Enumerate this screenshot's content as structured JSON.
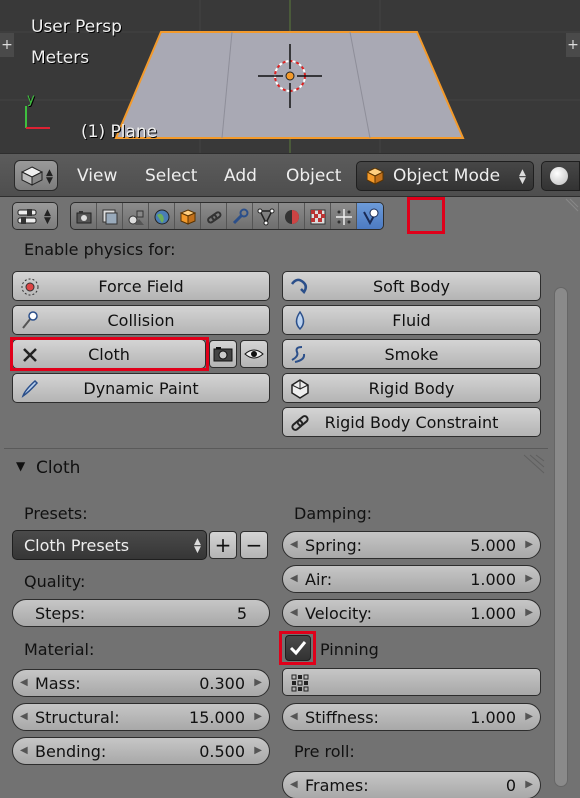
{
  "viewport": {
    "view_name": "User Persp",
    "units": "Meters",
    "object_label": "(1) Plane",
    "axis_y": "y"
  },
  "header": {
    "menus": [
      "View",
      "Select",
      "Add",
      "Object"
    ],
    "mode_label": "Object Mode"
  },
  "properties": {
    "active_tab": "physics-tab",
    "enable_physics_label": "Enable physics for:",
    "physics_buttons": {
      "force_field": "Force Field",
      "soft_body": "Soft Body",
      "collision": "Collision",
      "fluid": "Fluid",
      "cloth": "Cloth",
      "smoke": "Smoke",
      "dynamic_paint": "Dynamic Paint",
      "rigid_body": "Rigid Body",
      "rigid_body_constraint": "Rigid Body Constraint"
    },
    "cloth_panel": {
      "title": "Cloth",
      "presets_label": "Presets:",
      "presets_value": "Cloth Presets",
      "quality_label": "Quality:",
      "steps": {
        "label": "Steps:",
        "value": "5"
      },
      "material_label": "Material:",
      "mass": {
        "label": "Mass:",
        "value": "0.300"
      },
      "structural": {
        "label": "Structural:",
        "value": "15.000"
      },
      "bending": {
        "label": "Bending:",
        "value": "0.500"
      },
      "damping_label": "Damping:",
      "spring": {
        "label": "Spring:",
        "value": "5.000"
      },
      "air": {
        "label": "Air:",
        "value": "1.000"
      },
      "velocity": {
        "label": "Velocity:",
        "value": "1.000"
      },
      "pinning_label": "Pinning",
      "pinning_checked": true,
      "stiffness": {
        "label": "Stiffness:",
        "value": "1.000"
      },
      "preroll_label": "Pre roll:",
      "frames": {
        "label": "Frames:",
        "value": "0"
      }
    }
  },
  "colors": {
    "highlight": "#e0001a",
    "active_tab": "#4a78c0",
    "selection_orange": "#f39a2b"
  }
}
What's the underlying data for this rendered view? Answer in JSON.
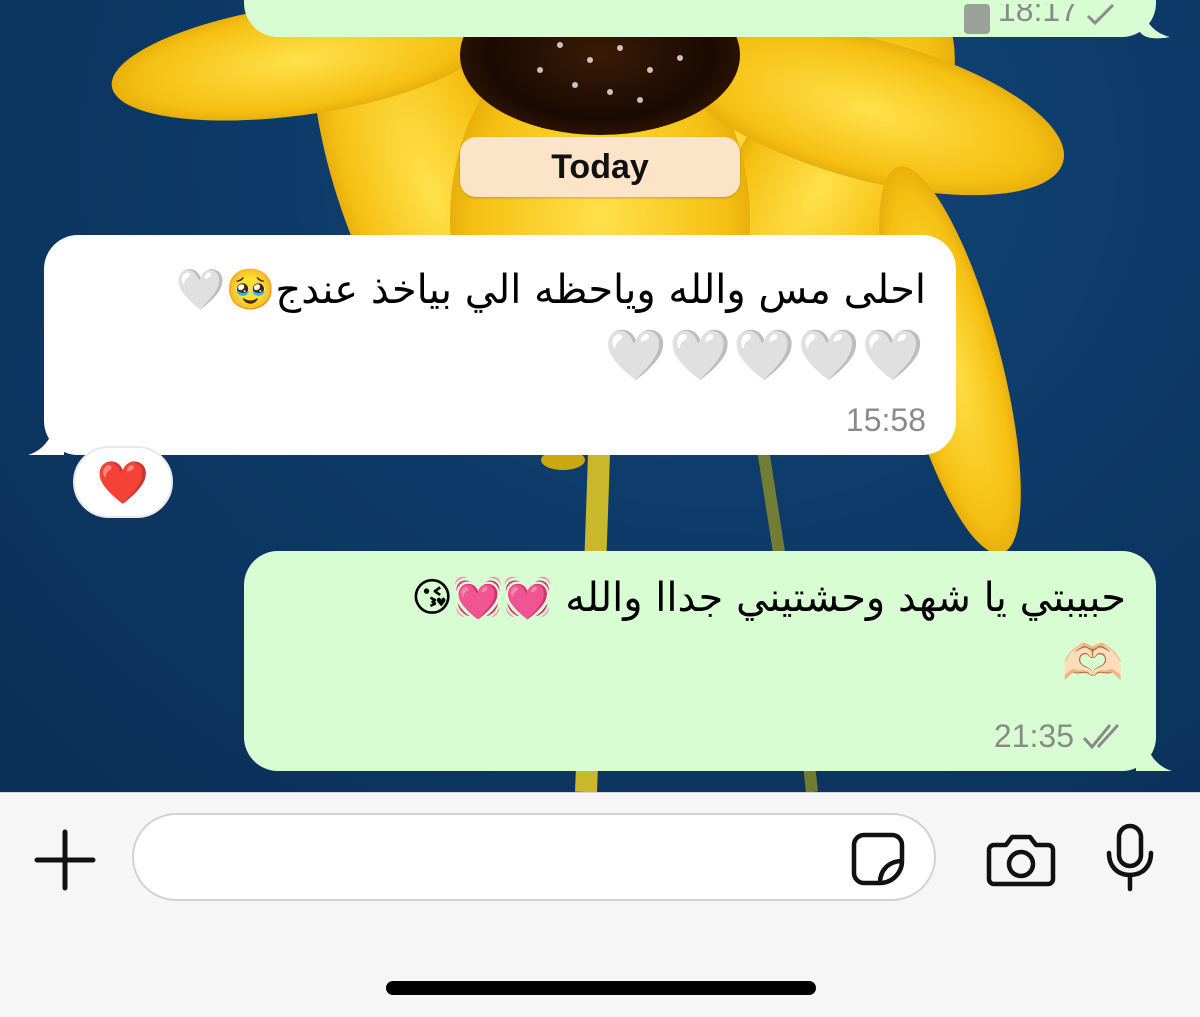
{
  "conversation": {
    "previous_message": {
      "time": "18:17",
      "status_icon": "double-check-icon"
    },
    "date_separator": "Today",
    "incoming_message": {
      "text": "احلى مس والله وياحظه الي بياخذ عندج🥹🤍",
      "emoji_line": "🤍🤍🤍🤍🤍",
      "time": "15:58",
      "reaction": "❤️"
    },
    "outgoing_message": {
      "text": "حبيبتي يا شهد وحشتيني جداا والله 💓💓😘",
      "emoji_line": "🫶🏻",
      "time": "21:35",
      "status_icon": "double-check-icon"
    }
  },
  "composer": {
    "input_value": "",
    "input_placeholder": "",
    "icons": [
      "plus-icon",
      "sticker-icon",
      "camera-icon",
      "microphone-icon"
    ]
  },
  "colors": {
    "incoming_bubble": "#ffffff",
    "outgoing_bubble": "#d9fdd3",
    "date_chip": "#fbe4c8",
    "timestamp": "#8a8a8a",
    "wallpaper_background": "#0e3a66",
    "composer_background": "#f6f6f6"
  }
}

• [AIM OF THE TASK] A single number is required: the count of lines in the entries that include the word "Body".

• [REPLY] 3